The trip came up during a call between President Joe Biden and Chinese President Xi Jinping last week. Biden had earlier last month said that U.S. military officials thought it was “not a good idea” for Pelosi to visit Taiwan but the White House backed off those warnings as her trip approached.

On Monday, National Security Council spokesman John Kirby said Pelosi’s potential visit was “consistent with long-standing U.S. policy” and China not to turn into “some sort of crisis or use it as a pretext to increase aggressive military activity in or around the Taiwan Strait.”

During an interview with ABC News on Tuesday, National Security Adviser Jake Sullivan said that “if China chooses to try to turn a potential visit by the speaker into a crisis or tries to use it as a pretext to take aggressive action around Taiwan, that’s on them.”

“The United States is not looking for escalation but, of course, we will reserve the right to ensure that we are defending our interests and we will stay vigilant to whatever China chooses to do in the coming hours and days,” he added.

The five House Democratic lawmakers traveling with Pelosi were Foreign Affairs Committee Chairman Gregory Meeks, D-N.Y.; Veterans Affairs Committee Chairman Mark Takano, D-Calif., who led his own delegation to Taiwan last year; Rep. Suzan DelBene, D-Wash., a leading voice on trade issues; Rep. Raja Krishnamoorthi, D-Ill., a member of the Intelligence Committee; and Rep. Andy Kim, D-N.J., a former national security official in the Obama administration.

For days, Pelosi’s office had declined to confirm any plans for international travel, citing security protocols. The White House also had not confirmed the trip.

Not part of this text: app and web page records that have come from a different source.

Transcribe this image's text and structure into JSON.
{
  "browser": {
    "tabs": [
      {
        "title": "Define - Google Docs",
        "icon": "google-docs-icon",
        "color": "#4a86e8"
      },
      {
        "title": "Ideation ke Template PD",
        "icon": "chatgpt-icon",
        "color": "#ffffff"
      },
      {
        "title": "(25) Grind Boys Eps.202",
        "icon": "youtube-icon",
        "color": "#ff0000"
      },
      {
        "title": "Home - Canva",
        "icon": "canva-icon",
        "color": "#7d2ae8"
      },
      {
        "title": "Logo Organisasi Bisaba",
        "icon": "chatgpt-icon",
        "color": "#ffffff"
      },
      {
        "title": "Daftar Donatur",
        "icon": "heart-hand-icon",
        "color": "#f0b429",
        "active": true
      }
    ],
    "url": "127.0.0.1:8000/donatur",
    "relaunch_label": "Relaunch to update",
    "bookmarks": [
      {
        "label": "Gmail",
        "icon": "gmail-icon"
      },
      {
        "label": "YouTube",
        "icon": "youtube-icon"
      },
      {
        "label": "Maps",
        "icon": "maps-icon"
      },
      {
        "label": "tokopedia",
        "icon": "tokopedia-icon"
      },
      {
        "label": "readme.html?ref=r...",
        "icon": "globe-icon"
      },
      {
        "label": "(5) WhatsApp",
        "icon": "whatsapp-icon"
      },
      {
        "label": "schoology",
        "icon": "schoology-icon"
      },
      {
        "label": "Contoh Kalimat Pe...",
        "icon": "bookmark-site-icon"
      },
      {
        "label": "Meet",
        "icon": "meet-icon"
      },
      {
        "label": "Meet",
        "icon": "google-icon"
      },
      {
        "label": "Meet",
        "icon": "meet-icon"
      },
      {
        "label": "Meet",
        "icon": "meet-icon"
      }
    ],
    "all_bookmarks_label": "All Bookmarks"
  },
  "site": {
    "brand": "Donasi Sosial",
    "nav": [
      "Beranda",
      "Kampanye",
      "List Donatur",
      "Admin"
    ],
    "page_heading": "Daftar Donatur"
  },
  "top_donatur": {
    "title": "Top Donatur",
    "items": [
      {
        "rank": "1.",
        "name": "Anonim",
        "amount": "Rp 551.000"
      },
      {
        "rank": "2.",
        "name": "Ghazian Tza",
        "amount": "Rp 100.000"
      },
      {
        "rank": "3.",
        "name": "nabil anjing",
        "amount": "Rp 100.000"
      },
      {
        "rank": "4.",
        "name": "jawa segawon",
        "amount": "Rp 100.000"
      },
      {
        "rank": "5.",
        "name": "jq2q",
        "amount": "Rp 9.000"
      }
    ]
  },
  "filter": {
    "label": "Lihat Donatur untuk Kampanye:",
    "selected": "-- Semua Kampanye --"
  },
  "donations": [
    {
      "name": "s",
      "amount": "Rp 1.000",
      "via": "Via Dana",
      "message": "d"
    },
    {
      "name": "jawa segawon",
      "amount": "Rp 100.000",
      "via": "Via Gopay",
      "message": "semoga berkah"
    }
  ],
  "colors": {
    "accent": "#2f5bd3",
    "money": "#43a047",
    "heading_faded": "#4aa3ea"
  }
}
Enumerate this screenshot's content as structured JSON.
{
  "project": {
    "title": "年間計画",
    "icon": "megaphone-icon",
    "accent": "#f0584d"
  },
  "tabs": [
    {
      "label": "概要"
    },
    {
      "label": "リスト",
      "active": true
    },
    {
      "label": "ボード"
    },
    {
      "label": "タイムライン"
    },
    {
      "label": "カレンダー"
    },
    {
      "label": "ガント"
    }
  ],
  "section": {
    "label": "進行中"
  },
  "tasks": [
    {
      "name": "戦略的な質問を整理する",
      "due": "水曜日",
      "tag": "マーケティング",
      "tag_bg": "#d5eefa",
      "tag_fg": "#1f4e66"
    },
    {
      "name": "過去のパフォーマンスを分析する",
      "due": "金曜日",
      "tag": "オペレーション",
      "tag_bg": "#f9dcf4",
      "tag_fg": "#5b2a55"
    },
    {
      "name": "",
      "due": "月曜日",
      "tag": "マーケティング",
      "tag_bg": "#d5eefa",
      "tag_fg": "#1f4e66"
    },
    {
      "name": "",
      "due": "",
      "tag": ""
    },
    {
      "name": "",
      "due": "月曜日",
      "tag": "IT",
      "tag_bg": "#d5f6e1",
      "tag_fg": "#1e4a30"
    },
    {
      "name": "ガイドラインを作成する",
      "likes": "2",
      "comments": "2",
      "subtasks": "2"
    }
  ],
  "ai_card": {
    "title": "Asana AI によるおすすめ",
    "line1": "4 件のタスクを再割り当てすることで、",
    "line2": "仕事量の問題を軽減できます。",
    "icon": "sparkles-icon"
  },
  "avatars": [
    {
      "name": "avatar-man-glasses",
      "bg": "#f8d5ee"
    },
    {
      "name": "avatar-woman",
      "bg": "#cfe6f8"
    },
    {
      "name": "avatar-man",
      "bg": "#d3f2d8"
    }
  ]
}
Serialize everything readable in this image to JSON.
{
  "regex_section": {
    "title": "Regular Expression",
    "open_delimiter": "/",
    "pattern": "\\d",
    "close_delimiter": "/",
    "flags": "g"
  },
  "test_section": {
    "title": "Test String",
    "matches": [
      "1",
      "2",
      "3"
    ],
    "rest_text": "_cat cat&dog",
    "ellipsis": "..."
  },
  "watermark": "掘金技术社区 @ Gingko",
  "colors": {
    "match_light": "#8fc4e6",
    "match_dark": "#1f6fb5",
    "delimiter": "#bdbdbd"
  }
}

Zoe Richards reported from New York, Scott Wong reported from Washington, D.C., and Max Burman reported from London.

This article was originally published on NBCNews.com.